Bubble talk is all hot air
Local Real Estate Market Is Heating Back Up
By Amanda Finch Broadfoot
Since the highly publicized 2005 hurricane season, the news media have been full of reports of the “bubble bursting” in the real-estate market. Don’t believe everything you read, say local experts, because it may not tell the whole story.
Certainly, bad weather has had an effect on the market. The University of West Florida’s Haas Center released a report in April of 2006 with the following statistics:
• Home resales were down in all five counties in Northwest Florida in the fourth quarter of 2005 over the year before.
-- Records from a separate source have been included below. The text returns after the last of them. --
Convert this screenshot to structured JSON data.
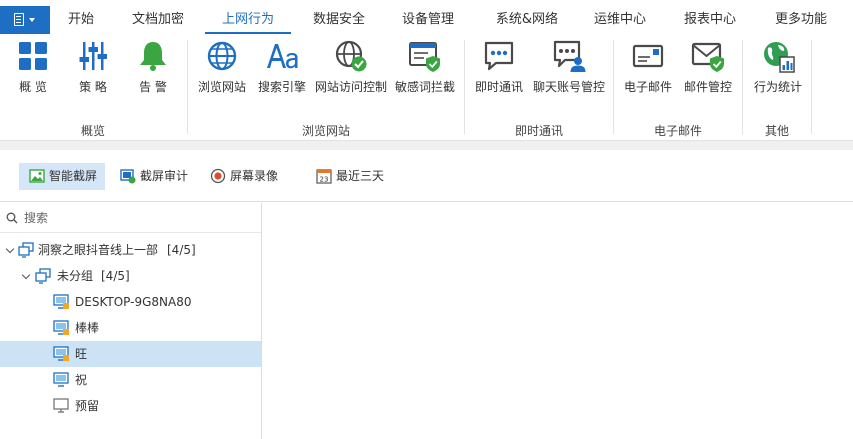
{
  "menu": {
    "tabs": [
      {
        "label": "开始"
      },
      {
        "label": "文档加密"
      },
      {
        "label": "上网行为"
      },
      {
        "label": "数据安全"
      },
      {
        "label": "设备管理"
      },
      {
        "label": "系统&网络"
      },
      {
        "label": "运维中心"
      },
      {
        "label": "报表中心"
      },
      {
        "label": "更多功能"
      }
    ],
    "active_tab": "上网行为"
  },
  "ribbon": {
    "groups": [
      {
        "label": "概览",
        "buttons": [
          {
            "label": "概 览",
            "icon": "overview-grid-icon"
          },
          {
            "label": "策 略",
            "icon": "policy-sliders-icon"
          },
          {
            "label": "告 警",
            "icon": "alarm-bell-icon"
          }
        ]
      },
      {
        "label": "浏览网站",
        "buttons": [
          {
            "label": "浏览网站",
            "icon": "globe-icon"
          },
          {
            "label": "搜索引擎",
            "icon": "font-aa-icon"
          },
          {
            "label": "网站访问控制",
            "icon": "globe-check-icon"
          },
          {
            "label": "敏感词拦截",
            "icon": "window-shield-icon"
          }
        ]
      },
      {
        "label": "即时通讯",
        "buttons": [
          {
            "label": "即时通讯",
            "icon": "chat-bubble-icon"
          },
          {
            "label": "聊天账号管控",
            "icon": "chat-user-icon"
          }
        ]
      },
      {
        "label": "电子邮件",
        "buttons": [
          {
            "label": "电子邮件",
            "icon": "email-icon"
          },
          {
            "label": "邮件管控",
            "icon": "email-shield-icon"
          }
        ]
      },
      {
        "label": "其他",
        "buttons": [
          {
            "label": "行为统计",
            "icon": "globe-stats-icon"
          }
        ]
      }
    ]
  },
  "toolbar": {
    "buttons": [
      {
        "label": "智能截屏",
        "icon": "picture-icon",
        "active": true
      },
      {
        "label": "截屏审计",
        "icon": "screen-audit-icon",
        "active": false
      },
      {
        "label": "屏幕录像",
        "icon": "record-icon",
        "active": false
      },
      {
        "label": "最近三天",
        "icon": "calendar-icon",
        "active": false
      }
    ],
    "calendar_day": "23"
  },
  "tree": {
    "search_placeholder": "搜索",
    "nodes": [
      {
        "label": "洞察之眼抖音线上一部",
        "count": "[4/5]",
        "level": 0,
        "type": "group"
      },
      {
        "label": "未分组",
        "count": "[4/5]",
        "level": 1,
        "type": "group"
      },
      {
        "label": "DESKTOP-9G8NA80",
        "level": 2,
        "type": "computer-online"
      },
      {
        "label": "棒棒",
        "level": 2,
        "type": "computer-online"
      },
      {
        "label": "旺",
        "level": 2,
        "type": "computer-online",
        "selected": true
      },
      {
        "label": "祝",
        "level": 2,
        "type": "computer-online"
      },
      {
        "label": "预留",
        "level": 2,
        "type": "computer-offline"
      }
    ]
  },
  "colors": {
    "accent": "#1e6fc4",
    "selected_row": "#cce3f6",
    "active_tool": "#d4e6f7",
    "bell_green": "#3aa541"
  }
}
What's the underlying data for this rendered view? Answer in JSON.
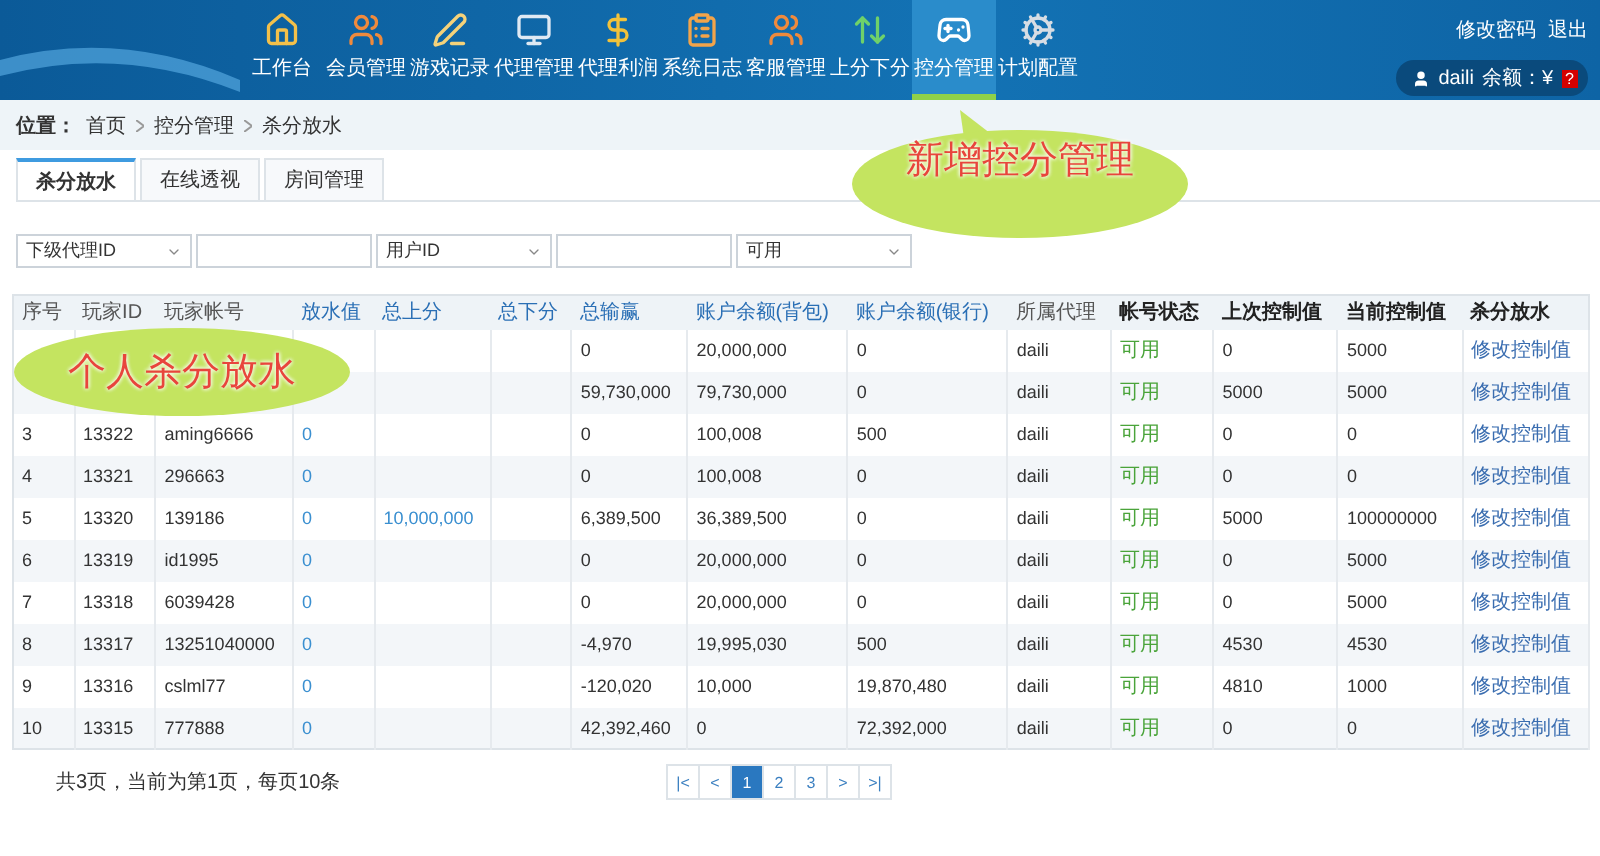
{
  "header": {
    "nav": [
      {
        "label": "工作台",
        "selected": false
      },
      {
        "label": "会员管理",
        "selected": false
      },
      {
        "label": "游戏记录",
        "selected": false
      },
      {
        "label": "代理管理",
        "selected": false
      },
      {
        "label": "代理利润",
        "selected": false
      },
      {
        "label": "系统日志",
        "selected": false
      },
      {
        "label": "客服管理",
        "selected": false
      },
      {
        "label": "上分下分",
        "selected": false
      },
      {
        "label": "控分管理",
        "selected": true
      },
      {
        "label": "计划配置",
        "selected": false
      }
    ],
    "links": [
      "修改密码",
      "退出"
    ],
    "user": {
      "name": "daili",
      "balance_label": "余额：¥",
      "badge": "?"
    }
  },
  "breadcrumb": {
    "label": "位置：",
    "items": [
      "首页",
      "控分管理",
      "杀分放水"
    ]
  },
  "tabs": [
    {
      "label": "杀分放水",
      "selected": true
    },
    {
      "label": "在线透视",
      "selected": false
    },
    {
      "label": "房间管理",
      "selected": false
    }
  ],
  "filters": [
    {
      "kind": "select",
      "value": "下级代理ID"
    },
    {
      "kind": "input"
    },
    {
      "kind": "select",
      "value": "用户ID"
    },
    {
      "kind": "input"
    },
    {
      "kind": "select",
      "value": "可用"
    }
  ],
  "table": {
    "columns": [
      {
        "label": "序号",
        "kind": "plain"
      },
      {
        "label": "玩家ID",
        "kind": "plain"
      },
      {
        "label": "玩家帐号",
        "kind": "plain"
      },
      {
        "label": "放水值",
        "kind": "value"
      },
      {
        "label": "总上分",
        "kind": "value"
      },
      {
        "label": "总下分",
        "kind": "amount"
      },
      {
        "label": "总输赢",
        "kind": "amount"
      },
      {
        "label": "账户余额(背包)",
        "kind": "amount"
      },
      {
        "label": "账户余额(银行)",
        "kind": "amount"
      },
      {
        "label": "所属代理",
        "kind": "plain"
      },
      {
        "label": "帐号状态",
        "kind": "status"
      },
      {
        "label": "上次控制值",
        "kind": "bold"
      },
      {
        "label": "当前控制值",
        "kind": "bold"
      },
      {
        "label": "杀分放水",
        "kind": "action"
      }
    ],
    "rows": [
      [
        null,
        null,
        null,
        null,
        null,
        null,
        "0",
        "20,000,000",
        "0",
        "daili",
        "可用",
        "0",
        "5000",
        "修改控制值"
      ],
      [
        null,
        null,
        null,
        null,
        null,
        null,
        "59,730,000",
        "79,730,000",
        "0",
        "daili",
        "可用",
        "5000",
        "5000",
        "修改控制值"
      ],
      [
        "3",
        "13322",
        "aming6666",
        "0",
        null,
        null,
        "0",
        "100,008",
        "500",
        "daili",
        "可用",
        "0",
        "0",
        "修改控制值"
      ],
      [
        "4",
        "13321",
        "296663",
        "0",
        null,
        null,
        "0",
        "100,008",
        "0",
        "daili",
        "可用",
        "0",
        "0",
        "修改控制值"
      ],
      [
        "5",
        "13320",
        "139186",
        "0",
        "10,000,000",
        null,
        "6,389,500",
        "36,389,500",
        "0",
        "daili",
        "可用",
        "5000",
        "100000000",
        "修改控制值"
      ],
      [
        "6",
        "13319",
        "id1995",
        "0",
        null,
        null,
        "0",
        "20,000,000",
        "0",
        "daili",
        "可用",
        "0",
        "5000",
        "修改控制值"
      ],
      [
        "7",
        "13318",
        "6039428",
        "0",
        null,
        null,
        "0",
        "20,000,000",
        "0",
        "daili",
        "可用",
        "0",
        "5000",
        "修改控制值"
      ],
      [
        "8",
        "13317",
        "13251040000",
        "0",
        null,
        null,
        "-4,970",
        "19,995,030",
        "500",
        "daili",
        "可用",
        "4530",
        "4530",
        "修改控制值"
      ],
      [
        "9",
        "13316",
        "cslml77",
        "0",
        null,
        null,
        "-120,020",
        "10,000",
        "19,870,480",
        "daili",
        "可用",
        "4810",
        "1000",
        "修改控制值"
      ],
      [
        "10",
        "13315",
        "777888",
        "0",
        null,
        null,
        "42,392,460",
        "0",
        "72,392,000",
        "daili",
        "可用",
        "0",
        "0",
        "修改控制值"
      ]
    ]
  },
  "pager": {
    "summary": "共3页，当前为第1页，每页10条",
    "buttons": [
      {
        "label": "|<",
        "selected": false
      },
      {
        "label": "<",
        "selected": false
      },
      {
        "label": "1",
        "selected": true
      },
      {
        "label": "2",
        "selected": false
      },
      {
        "label": "3",
        "selected": false
      },
      {
        "label": ">",
        "selected": false
      },
      {
        "label": ">|",
        "selected": false
      }
    ]
  },
  "callouts": [
    "新增控分管理",
    "个人杀分放水"
  ]
}
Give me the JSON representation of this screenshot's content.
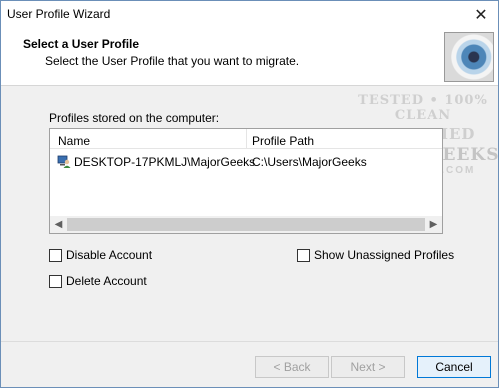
{
  "window": {
    "title": "User Profile Wizard",
    "close_glyph": "✕"
  },
  "header": {
    "title": "Select a User Profile",
    "subtitle": "Select the User Profile that you want to migrate.",
    "image_icon": "eye-icon"
  },
  "watermark": {
    "line1": "TESTED • 100% CLEAN",
    "line2": "CERTIFIED",
    "line3": "MAJORGEEKS",
    "line4": "★★★★★★ .COM"
  },
  "profiles": {
    "label": "Profiles stored on the computer:",
    "columns": {
      "name": "Name",
      "path": "Profile Path"
    },
    "rows": [
      {
        "name": "DESKTOP-17PKMLJ\\MajorGeeks",
        "path": "C:\\Users\\MajorGeeks",
        "icon": "user-profile-icon"
      }
    ]
  },
  "options": {
    "disable_account": "Disable Account",
    "delete_account": "Delete Account",
    "show_unassigned": "Show Unassigned Profiles"
  },
  "buttons": {
    "back": "< Back",
    "next": "Next >",
    "cancel": "Cancel"
  }
}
• Walton County experienced the largest drop in the region at over 60 percent.
However, new home sales generally were up across the region, according to the report:
• Okaloosa County saw an increase of more than 57 percent in new-home sales.
• Walton County had an increase of more than 10 percent in the same period.
“We saw an anomaly, from October 2003 to about October 2004 – right up until Ivan hit,” said Richard Eimers of the real-estate firm The Eimers Group. “We had unbelievable growth.”
However, Eimers added, that growth was caused in large part by the “discovery” of the Emerald Coast market.
“It was an undervalued market,” he said. “It was artificially low.”
Many home buyers experienced 40-percent to 60-percent appreciation in their homes at that time, Eimers said. However, soon “we’ll be back on a more reliable appreciation,” he predicted. “It’s going to fall back down to 12 percent, rather than 40 percent.” Nevertheless, that’s still a very good investment, he pointed out.
Based on the Haas Center’s late-April economic projections, we can expect the market to heat up along with the temperatures throughout 2006, with an expected seasonal slowdown in the winter months.
“There’s a lot of substance in this market,” said Eimers.